Authors+Show Affiliations

University of Pennsylvania, PA 19104, USA.No affiliation info available

Pub Type(s)

Comparative Study
Journal Article
Research Support, N.I.H., Extramural
Research Support, Non-U.S. Gov't

Language

eng

PubMed ID

17214561

Citation

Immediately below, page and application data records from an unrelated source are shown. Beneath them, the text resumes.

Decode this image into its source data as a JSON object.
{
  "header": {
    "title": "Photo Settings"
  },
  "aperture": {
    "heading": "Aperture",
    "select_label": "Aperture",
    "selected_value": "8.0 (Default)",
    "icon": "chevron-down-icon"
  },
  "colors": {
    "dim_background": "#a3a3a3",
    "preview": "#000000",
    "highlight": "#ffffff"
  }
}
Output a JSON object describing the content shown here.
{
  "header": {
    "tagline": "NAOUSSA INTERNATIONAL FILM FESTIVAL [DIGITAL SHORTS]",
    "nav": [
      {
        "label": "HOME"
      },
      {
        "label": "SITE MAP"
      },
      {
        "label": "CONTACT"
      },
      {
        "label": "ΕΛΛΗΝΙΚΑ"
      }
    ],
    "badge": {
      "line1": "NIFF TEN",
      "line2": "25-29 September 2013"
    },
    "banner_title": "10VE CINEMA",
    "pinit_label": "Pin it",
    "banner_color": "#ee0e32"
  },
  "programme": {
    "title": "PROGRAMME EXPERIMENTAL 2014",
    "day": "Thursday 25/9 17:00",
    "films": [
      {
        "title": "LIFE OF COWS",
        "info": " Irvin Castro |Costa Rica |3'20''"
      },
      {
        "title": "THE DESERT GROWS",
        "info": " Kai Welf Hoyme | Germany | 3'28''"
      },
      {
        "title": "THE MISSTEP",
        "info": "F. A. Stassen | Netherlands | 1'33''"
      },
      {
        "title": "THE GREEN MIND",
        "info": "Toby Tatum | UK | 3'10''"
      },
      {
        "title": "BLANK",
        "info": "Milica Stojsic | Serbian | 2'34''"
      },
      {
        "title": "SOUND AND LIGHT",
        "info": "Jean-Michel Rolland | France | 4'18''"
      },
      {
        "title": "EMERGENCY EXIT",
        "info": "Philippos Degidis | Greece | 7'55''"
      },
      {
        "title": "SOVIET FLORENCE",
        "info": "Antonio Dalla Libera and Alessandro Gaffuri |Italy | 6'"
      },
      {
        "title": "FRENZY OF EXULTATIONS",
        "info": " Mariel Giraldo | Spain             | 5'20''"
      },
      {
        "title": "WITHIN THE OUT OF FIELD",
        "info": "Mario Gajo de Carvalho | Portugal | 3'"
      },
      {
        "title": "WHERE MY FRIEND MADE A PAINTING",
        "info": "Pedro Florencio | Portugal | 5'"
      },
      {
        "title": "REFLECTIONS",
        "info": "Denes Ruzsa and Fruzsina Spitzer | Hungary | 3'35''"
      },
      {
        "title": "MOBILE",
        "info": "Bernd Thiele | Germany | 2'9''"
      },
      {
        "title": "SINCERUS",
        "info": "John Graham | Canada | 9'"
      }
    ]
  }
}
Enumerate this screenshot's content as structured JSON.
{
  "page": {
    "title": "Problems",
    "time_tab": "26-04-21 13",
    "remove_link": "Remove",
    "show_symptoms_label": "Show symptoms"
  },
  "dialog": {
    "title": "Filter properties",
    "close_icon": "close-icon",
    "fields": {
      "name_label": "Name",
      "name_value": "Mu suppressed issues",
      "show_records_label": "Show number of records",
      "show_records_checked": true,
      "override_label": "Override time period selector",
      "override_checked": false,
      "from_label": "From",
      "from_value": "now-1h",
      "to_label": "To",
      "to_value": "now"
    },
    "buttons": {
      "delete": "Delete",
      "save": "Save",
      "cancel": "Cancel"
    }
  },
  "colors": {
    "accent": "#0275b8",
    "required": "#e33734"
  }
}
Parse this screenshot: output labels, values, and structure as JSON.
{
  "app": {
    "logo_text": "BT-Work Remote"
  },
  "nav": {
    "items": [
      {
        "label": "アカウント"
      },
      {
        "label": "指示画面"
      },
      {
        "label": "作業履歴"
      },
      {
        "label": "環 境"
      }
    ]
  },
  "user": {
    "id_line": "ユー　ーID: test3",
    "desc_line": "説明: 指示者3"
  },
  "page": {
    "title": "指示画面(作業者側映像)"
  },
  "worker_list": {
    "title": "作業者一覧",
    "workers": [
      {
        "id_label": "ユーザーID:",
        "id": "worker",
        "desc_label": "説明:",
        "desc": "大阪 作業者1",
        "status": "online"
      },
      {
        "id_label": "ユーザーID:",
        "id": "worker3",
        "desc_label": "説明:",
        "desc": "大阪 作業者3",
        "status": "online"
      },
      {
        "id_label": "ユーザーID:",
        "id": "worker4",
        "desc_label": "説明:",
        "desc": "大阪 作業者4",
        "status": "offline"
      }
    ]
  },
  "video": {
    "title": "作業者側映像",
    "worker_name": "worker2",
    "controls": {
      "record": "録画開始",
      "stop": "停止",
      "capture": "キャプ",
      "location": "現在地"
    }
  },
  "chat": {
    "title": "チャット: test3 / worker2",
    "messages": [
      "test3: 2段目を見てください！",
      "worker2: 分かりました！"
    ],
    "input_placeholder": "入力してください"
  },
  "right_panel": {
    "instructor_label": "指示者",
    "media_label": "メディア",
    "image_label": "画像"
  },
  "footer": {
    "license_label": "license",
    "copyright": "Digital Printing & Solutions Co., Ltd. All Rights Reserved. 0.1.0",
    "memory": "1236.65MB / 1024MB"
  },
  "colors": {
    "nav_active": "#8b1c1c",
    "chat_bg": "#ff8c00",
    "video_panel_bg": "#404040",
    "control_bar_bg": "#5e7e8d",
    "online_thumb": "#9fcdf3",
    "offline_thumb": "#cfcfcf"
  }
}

Sreenivasan, Kartik K., and Amishi P. Jha. "Selective Attention Supports Working Memory Maintenance By Modulating Perceptual Processing of Distractors." Journal of Cognitive Neuroscience, vol. 19, no. 1, 2007, pp. 32-41.
Sreenivasan KK, Jha AP. Selective attention supports working memory maintenance by modulating perceptual processing of distractors. J Cogn Neurosci. 2007;19(1):32-41.
Sreenivasan, K. K., & Jha, A. P. (2007). Selective attention supports working memory maintenance by modulating perceptual processing of distractors. Journal of Cognitive Neuroscience, 19(1), 32-41.
Sreenivasan KK, Jha AP. Selective Attention Supports Working Memory Maintenance By Modulating Perceptual Processing of Distractors. J Cogn Neurosci. 2007;19(1):32-41. PubMed PMID: 17214561.
* Article titles in AMA citation format should be in sentence-case
TY - JOUR T1 - Selective attention supports working memory maintenance by modulating perceptual processing of distractors. AU - Sreenivasan,Kartik K, AU - Jha,Amishi P, PY - 2007/1/12/pubmed PY - 2007/3/22/medline PY - 2007/1/12/entrez SP - 32 EP - 41 JF - Journal of cognitive neuroscience JO - J Cogn Neurosci VL - 19 IS - 1 N2 - Selective attention has been shown to bias sensory processing in favor of relevant stimuli and against irrelevant or distracting stimuli in perceptual tasks. Increasing evidence suggests that selective attention plays an important role during working memory maintenance, possibly by biasing sensory processing in favor of to-be-remembered items. In the current study, we investigated whether selective attention may also support working memory by biasing processing against irrelevant and potentially distracting information. Event-related potentials (ERPs) were recorded while subjects (n = 22) performed a delayed-recognition task for faces and shoes. The delay period was filled with face or shoe distractors. Behavioral performance was impaired when distractors were congruent with the working memory domain (e.g., face distractor during working memory for faces) relative to when distractors were incongruent with the working memory domain (e.g., face distractor during shoe working memory). If attentional biasing against distractor processing is indeed functionally relevant in supporting working memory maintenance, perceptual processing of distractors is predicted to be attenuated when distractors are more behaviorally intrusive relative to when they are nonintrusive. As such, we predicted that perceptual processing of distracting faces, as measured by the face-sensitive N170 ERP component, would be reduced in the context of congruent (face) working memory relative to incongruent (shoe) working memory. The N170 elicited by distracting faces demonstrated reduced amplitude during congruent versus incongruent working memory. These results suggest that perceptual processing of distracting faces may be attenuated due to attentional biasing against sensory processing of distractors that are most behaviorally intrusive during working memory maintenance. SN - 0898-929X UR - https://www.unboundmedicine.com/medline/citation/17214561/Selective_attention_supports_working_memory_maintenance_by_modulating_perceptual_processing_of_distractors_ L2 - https://www.mitpressjournals.org/doi/10.1162/jocn.2007.19.1.32?url_ver=Z39.88-2003&rfr_id=ori:rid:crossref.org&rfr_dat=cr_pub=pubmed DB - PRIME DP - Unbound Medicine ER -